■ Prompt:
Which lines of the data contain the string "symbol"? Copy every one of them.

Stored records
.....
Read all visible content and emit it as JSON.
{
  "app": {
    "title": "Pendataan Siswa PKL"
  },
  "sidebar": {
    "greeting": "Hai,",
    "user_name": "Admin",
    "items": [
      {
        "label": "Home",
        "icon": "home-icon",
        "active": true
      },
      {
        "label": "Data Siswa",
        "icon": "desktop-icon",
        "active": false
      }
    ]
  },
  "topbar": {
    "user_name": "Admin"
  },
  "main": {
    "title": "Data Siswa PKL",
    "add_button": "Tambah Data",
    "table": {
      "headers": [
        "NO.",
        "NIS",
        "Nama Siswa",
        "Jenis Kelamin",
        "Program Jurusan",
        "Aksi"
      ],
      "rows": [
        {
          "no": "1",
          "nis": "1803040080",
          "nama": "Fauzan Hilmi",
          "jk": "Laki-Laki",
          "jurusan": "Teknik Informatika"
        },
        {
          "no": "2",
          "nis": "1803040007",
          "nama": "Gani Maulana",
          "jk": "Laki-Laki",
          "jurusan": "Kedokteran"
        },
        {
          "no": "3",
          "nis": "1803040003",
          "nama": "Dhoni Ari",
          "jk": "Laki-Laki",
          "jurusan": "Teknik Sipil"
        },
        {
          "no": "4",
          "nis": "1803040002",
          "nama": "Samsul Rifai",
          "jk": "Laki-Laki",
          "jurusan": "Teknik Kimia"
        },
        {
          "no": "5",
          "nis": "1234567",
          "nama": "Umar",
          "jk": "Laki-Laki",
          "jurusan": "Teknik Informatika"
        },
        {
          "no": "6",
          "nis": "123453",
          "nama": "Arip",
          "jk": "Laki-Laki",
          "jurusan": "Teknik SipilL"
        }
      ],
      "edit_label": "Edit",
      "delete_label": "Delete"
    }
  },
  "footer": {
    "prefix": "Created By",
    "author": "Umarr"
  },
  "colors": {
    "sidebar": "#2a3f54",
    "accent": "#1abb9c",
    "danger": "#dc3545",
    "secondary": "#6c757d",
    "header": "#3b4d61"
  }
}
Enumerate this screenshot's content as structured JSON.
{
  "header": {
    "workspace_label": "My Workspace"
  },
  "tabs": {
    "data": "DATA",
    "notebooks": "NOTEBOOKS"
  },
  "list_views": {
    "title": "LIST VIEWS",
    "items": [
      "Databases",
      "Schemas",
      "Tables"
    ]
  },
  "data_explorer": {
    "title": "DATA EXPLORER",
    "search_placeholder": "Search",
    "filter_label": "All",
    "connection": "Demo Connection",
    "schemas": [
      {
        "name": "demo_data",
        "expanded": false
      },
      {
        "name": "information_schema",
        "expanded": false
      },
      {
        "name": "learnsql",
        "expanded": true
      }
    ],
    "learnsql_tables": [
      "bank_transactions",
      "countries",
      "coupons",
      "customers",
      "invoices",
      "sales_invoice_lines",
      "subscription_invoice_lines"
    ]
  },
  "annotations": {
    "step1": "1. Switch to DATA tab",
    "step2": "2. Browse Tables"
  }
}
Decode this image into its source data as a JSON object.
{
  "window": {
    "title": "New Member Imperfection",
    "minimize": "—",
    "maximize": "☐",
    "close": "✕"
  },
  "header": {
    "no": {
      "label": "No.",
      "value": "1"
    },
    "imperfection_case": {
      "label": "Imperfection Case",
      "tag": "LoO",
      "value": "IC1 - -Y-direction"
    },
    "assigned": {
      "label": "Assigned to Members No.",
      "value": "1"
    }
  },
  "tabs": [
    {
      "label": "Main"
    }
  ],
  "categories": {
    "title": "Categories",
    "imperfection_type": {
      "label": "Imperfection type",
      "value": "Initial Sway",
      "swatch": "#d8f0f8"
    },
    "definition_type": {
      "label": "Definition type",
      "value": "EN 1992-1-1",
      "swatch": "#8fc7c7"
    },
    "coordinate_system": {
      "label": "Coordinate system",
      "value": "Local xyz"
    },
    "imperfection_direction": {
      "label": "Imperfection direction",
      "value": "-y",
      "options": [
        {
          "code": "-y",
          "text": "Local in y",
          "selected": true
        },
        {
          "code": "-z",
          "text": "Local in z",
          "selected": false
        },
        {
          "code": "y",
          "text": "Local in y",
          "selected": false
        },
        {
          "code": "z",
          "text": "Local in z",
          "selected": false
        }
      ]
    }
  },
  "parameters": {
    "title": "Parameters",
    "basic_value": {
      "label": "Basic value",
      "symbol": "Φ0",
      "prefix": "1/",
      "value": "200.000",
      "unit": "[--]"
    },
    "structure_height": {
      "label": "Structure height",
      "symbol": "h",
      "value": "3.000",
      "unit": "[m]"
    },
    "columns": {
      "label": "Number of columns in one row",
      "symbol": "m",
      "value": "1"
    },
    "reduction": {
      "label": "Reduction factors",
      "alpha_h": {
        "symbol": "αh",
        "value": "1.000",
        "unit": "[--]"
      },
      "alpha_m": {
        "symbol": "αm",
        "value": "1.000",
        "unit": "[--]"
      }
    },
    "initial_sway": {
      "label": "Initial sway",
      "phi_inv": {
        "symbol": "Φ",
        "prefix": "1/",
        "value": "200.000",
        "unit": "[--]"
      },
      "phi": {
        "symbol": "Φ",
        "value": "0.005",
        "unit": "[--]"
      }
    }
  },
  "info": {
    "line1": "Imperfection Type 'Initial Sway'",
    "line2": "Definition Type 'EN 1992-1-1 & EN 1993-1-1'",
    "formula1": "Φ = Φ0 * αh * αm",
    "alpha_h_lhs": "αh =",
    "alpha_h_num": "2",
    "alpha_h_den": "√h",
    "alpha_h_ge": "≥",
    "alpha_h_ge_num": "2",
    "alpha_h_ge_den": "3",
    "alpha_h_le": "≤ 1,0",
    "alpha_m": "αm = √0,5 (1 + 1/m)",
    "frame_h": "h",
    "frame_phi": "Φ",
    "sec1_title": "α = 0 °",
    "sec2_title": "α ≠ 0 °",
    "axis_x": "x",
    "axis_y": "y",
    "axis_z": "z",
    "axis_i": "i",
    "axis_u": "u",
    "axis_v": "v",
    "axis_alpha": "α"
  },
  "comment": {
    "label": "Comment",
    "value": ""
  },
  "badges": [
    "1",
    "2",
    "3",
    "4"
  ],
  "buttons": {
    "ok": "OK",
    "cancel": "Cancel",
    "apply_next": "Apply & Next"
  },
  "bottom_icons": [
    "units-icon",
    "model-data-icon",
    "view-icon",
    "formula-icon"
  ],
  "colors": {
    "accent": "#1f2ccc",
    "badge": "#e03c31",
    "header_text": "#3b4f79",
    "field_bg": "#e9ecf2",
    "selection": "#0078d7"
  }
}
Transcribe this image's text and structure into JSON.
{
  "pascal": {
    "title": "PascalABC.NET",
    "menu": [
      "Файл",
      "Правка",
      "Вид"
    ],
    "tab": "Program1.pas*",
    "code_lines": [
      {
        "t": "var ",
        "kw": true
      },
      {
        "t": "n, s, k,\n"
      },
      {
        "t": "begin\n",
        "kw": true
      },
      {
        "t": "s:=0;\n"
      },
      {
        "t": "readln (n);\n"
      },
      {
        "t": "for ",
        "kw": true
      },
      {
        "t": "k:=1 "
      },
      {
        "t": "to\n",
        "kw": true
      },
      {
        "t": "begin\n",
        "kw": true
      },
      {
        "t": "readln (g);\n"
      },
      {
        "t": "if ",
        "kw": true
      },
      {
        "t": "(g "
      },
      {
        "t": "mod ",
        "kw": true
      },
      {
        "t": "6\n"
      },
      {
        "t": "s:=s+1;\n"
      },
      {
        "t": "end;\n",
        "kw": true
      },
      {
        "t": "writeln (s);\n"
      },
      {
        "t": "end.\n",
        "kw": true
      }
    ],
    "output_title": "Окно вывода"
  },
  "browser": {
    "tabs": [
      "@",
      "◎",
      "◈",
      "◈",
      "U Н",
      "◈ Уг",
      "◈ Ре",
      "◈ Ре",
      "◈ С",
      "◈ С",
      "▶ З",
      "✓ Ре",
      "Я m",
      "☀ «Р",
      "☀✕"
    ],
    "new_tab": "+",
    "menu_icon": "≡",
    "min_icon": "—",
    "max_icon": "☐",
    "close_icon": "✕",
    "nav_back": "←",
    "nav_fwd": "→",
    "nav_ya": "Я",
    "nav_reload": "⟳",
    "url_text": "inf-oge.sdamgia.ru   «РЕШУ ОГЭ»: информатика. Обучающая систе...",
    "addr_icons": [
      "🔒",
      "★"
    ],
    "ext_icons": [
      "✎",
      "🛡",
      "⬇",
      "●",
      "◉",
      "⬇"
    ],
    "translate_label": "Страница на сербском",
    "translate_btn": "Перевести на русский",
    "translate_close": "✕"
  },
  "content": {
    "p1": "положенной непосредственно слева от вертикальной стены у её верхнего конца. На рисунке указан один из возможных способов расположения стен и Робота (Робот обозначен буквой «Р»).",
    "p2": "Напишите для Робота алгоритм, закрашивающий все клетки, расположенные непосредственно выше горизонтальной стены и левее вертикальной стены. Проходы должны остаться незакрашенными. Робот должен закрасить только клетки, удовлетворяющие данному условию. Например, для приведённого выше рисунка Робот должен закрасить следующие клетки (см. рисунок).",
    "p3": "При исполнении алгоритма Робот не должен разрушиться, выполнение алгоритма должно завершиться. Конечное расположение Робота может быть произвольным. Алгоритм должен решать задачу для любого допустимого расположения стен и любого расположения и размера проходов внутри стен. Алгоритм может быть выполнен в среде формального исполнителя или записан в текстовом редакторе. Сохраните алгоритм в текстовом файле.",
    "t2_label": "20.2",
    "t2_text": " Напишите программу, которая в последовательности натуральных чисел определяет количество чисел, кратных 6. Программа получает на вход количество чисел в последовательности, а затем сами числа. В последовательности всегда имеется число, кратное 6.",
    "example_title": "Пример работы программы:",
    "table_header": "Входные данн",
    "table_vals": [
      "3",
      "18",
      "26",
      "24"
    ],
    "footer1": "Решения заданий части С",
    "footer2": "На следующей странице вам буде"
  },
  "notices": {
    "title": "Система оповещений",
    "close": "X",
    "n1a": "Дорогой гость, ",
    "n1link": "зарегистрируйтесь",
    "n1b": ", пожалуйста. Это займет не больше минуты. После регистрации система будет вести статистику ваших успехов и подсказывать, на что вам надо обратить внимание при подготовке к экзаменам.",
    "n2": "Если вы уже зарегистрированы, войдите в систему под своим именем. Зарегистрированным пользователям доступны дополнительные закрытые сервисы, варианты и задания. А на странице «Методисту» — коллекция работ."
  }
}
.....
■ Written response:
      "symbol": "Φ0",
      "symbol": "h",
      "symbol": "m",
        "symbol": "αh",
        "symbol": "αm",
        "symbol": "Φ",
        "symbol": "Φ",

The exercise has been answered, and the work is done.